• **To do**
Please print every record below exactly as written, leaving out the pictures.

• **Entries provided**
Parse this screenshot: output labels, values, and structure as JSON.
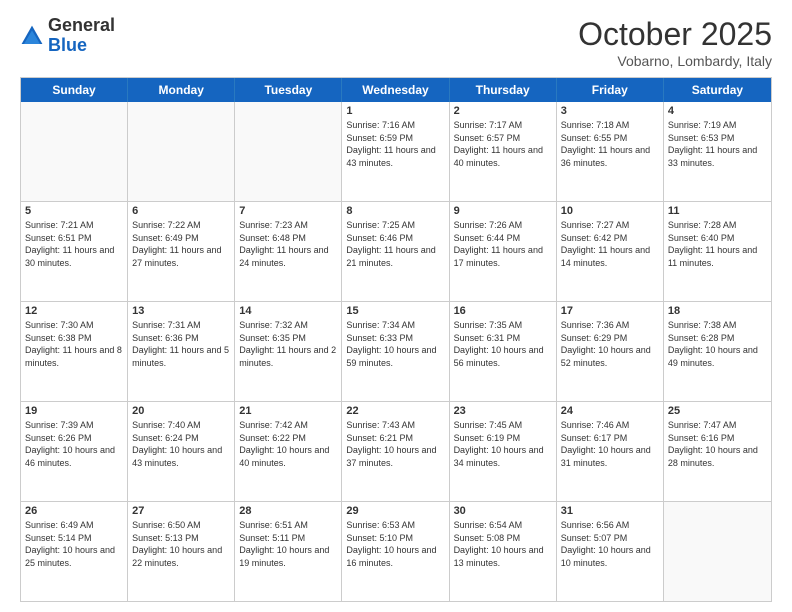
{
  "header": {
    "logo_general": "General",
    "logo_blue": "Blue",
    "month_title": "October 2025",
    "subtitle": "Vobarno, Lombardy, Italy"
  },
  "weekdays": [
    "Sunday",
    "Monday",
    "Tuesday",
    "Wednesday",
    "Thursday",
    "Friday",
    "Saturday"
  ],
  "rows": [
    [
      {
        "day": "",
        "empty": true,
        "text": ""
      },
      {
        "day": "",
        "empty": true,
        "text": ""
      },
      {
        "day": "",
        "empty": true,
        "text": ""
      },
      {
        "day": "1",
        "text": "Sunrise: 7:16 AM\nSunset: 6:59 PM\nDaylight: 11 hours and 43 minutes."
      },
      {
        "day": "2",
        "text": "Sunrise: 7:17 AM\nSunset: 6:57 PM\nDaylight: 11 hours and 40 minutes."
      },
      {
        "day": "3",
        "text": "Sunrise: 7:18 AM\nSunset: 6:55 PM\nDaylight: 11 hours and 36 minutes."
      },
      {
        "day": "4",
        "text": "Sunrise: 7:19 AM\nSunset: 6:53 PM\nDaylight: 11 hours and 33 minutes."
      }
    ],
    [
      {
        "day": "5",
        "text": "Sunrise: 7:21 AM\nSunset: 6:51 PM\nDaylight: 11 hours and 30 minutes."
      },
      {
        "day": "6",
        "text": "Sunrise: 7:22 AM\nSunset: 6:49 PM\nDaylight: 11 hours and 27 minutes."
      },
      {
        "day": "7",
        "text": "Sunrise: 7:23 AM\nSunset: 6:48 PM\nDaylight: 11 hours and 24 minutes."
      },
      {
        "day": "8",
        "text": "Sunrise: 7:25 AM\nSunset: 6:46 PM\nDaylight: 11 hours and 21 minutes."
      },
      {
        "day": "9",
        "text": "Sunrise: 7:26 AM\nSunset: 6:44 PM\nDaylight: 11 hours and 17 minutes."
      },
      {
        "day": "10",
        "text": "Sunrise: 7:27 AM\nSunset: 6:42 PM\nDaylight: 11 hours and 14 minutes."
      },
      {
        "day": "11",
        "text": "Sunrise: 7:28 AM\nSunset: 6:40 PM\nDaylight: 11 hours and 11 minutes."
      }
    ],
    [
      {
        "day": "12",
        "text": "Sunrise: 7:30 AM\nSunset: 6:38 PM\nDaylight: 11 hours and 8 minutes."
      },
      {
        "day": "13",
        "text": "Sunrise: 7:31 AM\nSunset: 6:36 PM\nDaylight: 11 hours and 5 minutes."
      },
      {
        "day": "14",
        "text": "Sunrise: 7:32 AM\nSunset: 6:35 PM\nDaylight: 11 hours and 2 minutes."
      },
      {
        "day": "15",
        "text": "Sunrise: 7:34 AM\nSunset: 6:33 PM\nDaylight: 10 hours and 59 minutes."
      },
      {
        "day": "16",
        "text": "Sunrise: 7:35 AM\nSunset: 6:31 PM\nDaylight: 10 hours and 56 minutes."
      },
      {
        "day": "17",
        "text": "Sunrise: 7:36 AM\nSunset: 6:29 PM\nDaylight: 10 hours and 52 minutes."
      },
      {
        "day": "18",
        "text": "Sunrise: 7:38 AM\nSunset: 6:28 PM\nDaylight: 10 hours and 49 minutes."
      }
    ],
    [
      {
        "day": "19",
        "text": "Sunrise: 7:39 AM\nSunset: 6:26 PM\nDaylight: 10 hours and 46 minutes."
      },
      {
        "day": "20",
        "text": "Sunrise: 7:40 AM\nSunset: 6:24 PM\nDaylight: 10 hours and 43 minutes."
      },
      {
        "day": "21",
        "text": "Sunrise: 7:42 AM\nSunset: 6:22 PM\nDaylight: 10 hours and 40 minutes."
      },
      {
        "day": "22",
        "text": "Sunrise: 7:43 AM\nSunset: 6:21 PM\nDaylight: 10 hours and 37 minutes."
      },
      {
        "day": "23",
        "text": "Sunrise: 7:45 AM\nSunset: 6:19 PM\nDaylight: 10 hours and 34 minutes."
      },
      {
        "day": "24",
        "text": "Sunrise: 7:46 AM\nSunset: 6:17 PM\nDaylight: 10 hours and 31 minutes."
      },
      {
        "day": "25",
        "text": "Sunrise: 7:47 AM\nSunset: 6:16 PM\nDaylight: 10 hours and 28 minutes."
      }
    ],
    [
      {
        "day": "26",
        "text": "Sunrise: 6:49 AM\nSunset: 5:14 PM\nDaylight: 10 hours and 25 minutes."
      },
      {
        "day": "27",
        "text": "Sunrise: 6:50 AM\nSunset: 5:13 PM\nDaylight: 10 hours and 22 minutes."
      },
      {
        "day": "28",
        "text": "Sunrise: 6:51 AM\nSunset: 5:11 PM\nDaylight: 10 hours and 19 minutes."
      },
      {
        "day": "29",
        "text": "Sunrise: 6:53 AM\nSunset: 5:10 PM\nDaylight: 10 hours and 16 minutes."
      },
      {
        "day": "30",
        "text": "Sunrise: 6:54 AM\nSunset: 5:08 PM\nDaylight: 10 hours and 13 minutes."
      },
      {
        "day": "31",
        "text": "Sunrise: 6:56 AM\nSunset: 5:07 PM\nDaylight: 10 hours and 10 minutes."
      },
      {
        "day": "",
        "empty": true,
        "text": ""
      }
    ]
  ]
}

• **Task output**
Parse this screenshot: output labels, values, and structure as JSON.
{
  "header": {
    "logo_general": "General",
    "logo_blue": "Blue",
    "month_title": "October 2025",
    "subtitle": "Vobarno, Lombardy, Italy"
  },
  "weekdays": [
    "Sunday",
    "Monday",
    "Tuesday",
    "Wednesday",
    "Thursday",
    "Friday",
    "Saturday"
  ],
  "rows": [
    [
      {
        "day": "",
        "empty": true,
        "text": ""
      },
      {
        "day": "",
        "empty": true,
        "text": ""
      },
      {
        "day": "",
        "empty": true,
        "text": ""
      },
      {
        "day": "1",
        "text": "Sunrise: 7:16 AM\nSunset: 6:59 PM\nDaylight: 11 hours and 43 minutes."
      },
      {
        "day": "2",
        "text": "Sunrise: 7:17 AM\nSunset: 6:57 PM\nDaylight: 11 hours and 40 minutes."
      },
      {
        "day": "3",
        "text": "Sunrise: 7:18 AM\nSunset: 6:55 PM\nDaylight: 11 hours and 36 minutes."
      },
      {
        "day": "4",
        "text": "Sunrise: 7:19 AM\nSunset: 6:53 PM\nDaylight: 11 hours and 33 minutes."
      }
    ],
    [
      {
        "day": "5",
        "text": "Sunrise: 7:21 AM\nSunset: 6:51 PM\nDaylight: 11 hours and 30 minutes."
      },
      {
        "day": "6",
        "text": "Sunrise: 7:22 AM\nSunset: 6:49 PM\nDaylight: 11 hours and 27 minutes."
      },
      {
        "day": "7",
        "text": "Sunrise: 7:23 AM\nSunset: 6:48 PM\nDaylight: 11 hours and 24 minutes."
      },
      {
        "day": "8",
        "text": "Sunrise: 7:25 AM\nSunset: 6:46 PM\nDaylight: 11 hours and 21 minutes."
      },
      {
        "day": "9",
        "text": "Sunrise: 7:26 AM\nSunset: 6:44 PM\nDaylight: 11 hours and 17 minutes."
      },
      {
        "day": "10",
        "text": "Sunrise: 7:27 AM\nSunset: 6:42 PM\nDaylight: 11 hours and 14 minutes."
      },
      {
        "day": "11",
        "text": "Sunrise: 7:28 AM\nSunset: 6:40 PM\nDaylight: 11 hours and 11 minutes."
      }
    ],
    [
      {
        "day": "12",
        "text": "Sunrise: 7:30 AM\nSunset: 6:38 PM\nDaylight: 11 hours and 8 minutes."
      },
      {
        "day": "13",
        "text": "Sunrise: 7:31 AM\nSunset: 6:36 PM\nDaylight: 11 hours and 5 minutes."
      },
      {
        "day": "14",
        "text": "Sunrise: 7:32 AM\nSunset: 6:35 PM\nDaylight: 11 hours and 2 minutes."
      },
      {
        "day": "15",
        "text": "Sunrise: 7:34 AM\nSunset: 6:33 PM\nDaylight: 10 hours and 59 minutes."
      },
      {
        "day": "16",
        "text": "Sunrise: 7:35 AM\nSunset: 6:31 PM\nDaylight: 10 hours and 56 minutes."
      },
      {
        "day": "17",
        "text": "Sunrise: 7:36 AM\nSunset: 6:29 PM\nDaylight: 10 hours and 52 minutes."
      },
      {
        "day": "18",
        "text": "Sunrise: 7:38 AM\nSunset: 6:28 PM\nDaylight: 10 hours and 49 minutes."
      }
    ],
    [
      {
        "day": "19",
        "text": "Sunrise: 7:39 AM\nSunset: 6:26 PM\nDaylight: 10 hours and 46 minutes."
      },
      {
        "day": "20",
        "text": "Sunrise: 7:40 AM\nSunset: 6:24 PM\nDaylight: 10 hours and 43 minutes."
      },
      {
        "day": "21",
        "text": "Sunrise: 7:42 AM\nSunset: 6:22 PM\nDaylight: 10 hours and 40 minutes."
      },
      {
        "day": "22",
        "text": "Sunrise: 7:43 AM\nSunset: 6:21 PM\nDaylight: 10 hours and 37 minutes."
      },
      {
        "day": "23",
        "text": "Sunrise: 7:45 AM\nSunset: 6:19 PM\nDaylight: 10 hours and 34 minutes."
      },
      {
        "day": "24",
        "text": "Sunrise: 7:46 AM\nSunset: 6:17 PM\nDaylight: 10 hours and 31 minutes."
      },
      {
        "day": "25",
        "text": "Sunrise: 7:47 AM\nSunset: 6:16 PM\nDaylight: 10 hours and 28 minutes."
      }
    ],
    [
      {
        "day": "26",
        "text": "Sunrise: 6:49 AM\nSunset: 5:14 PM\nDaylight: 10 hours and 25 minutes."
      },
      {
        "day": "27",
        "text": "Sunrise: 6:50 AM\nSunset: 5:13 PM\nDaylight: 10 hours and 22 minutes."
      },
      {
        "day": "28",
        "text": "Sunrise: 6:51 AM\nSunset: 5:11 PM\nDaylight: 10 hours and 19 minutes."
      },
      {
        "day": "29",
        "text": "Sunrise: 6:53 AM\nSunset: 5:10 PM\nDaylight: 10 hours and 16 minutes."
      },
      {
        "day": "30",
        "text": "Sunrise: 6:54 AM\nSunset: 5:08 PM\nDaylight: 10 hours and 13 minutes."
      },
      {
        "day": "31",
        "text": "Sunrise: 6:56 AM\nSunset: 5:07 PM\nDaylight: 10 hours and 10 minutes."
      },
      {
        "day": "",
        "empty": true,
        "text": ""
      }
    ]
  ]
}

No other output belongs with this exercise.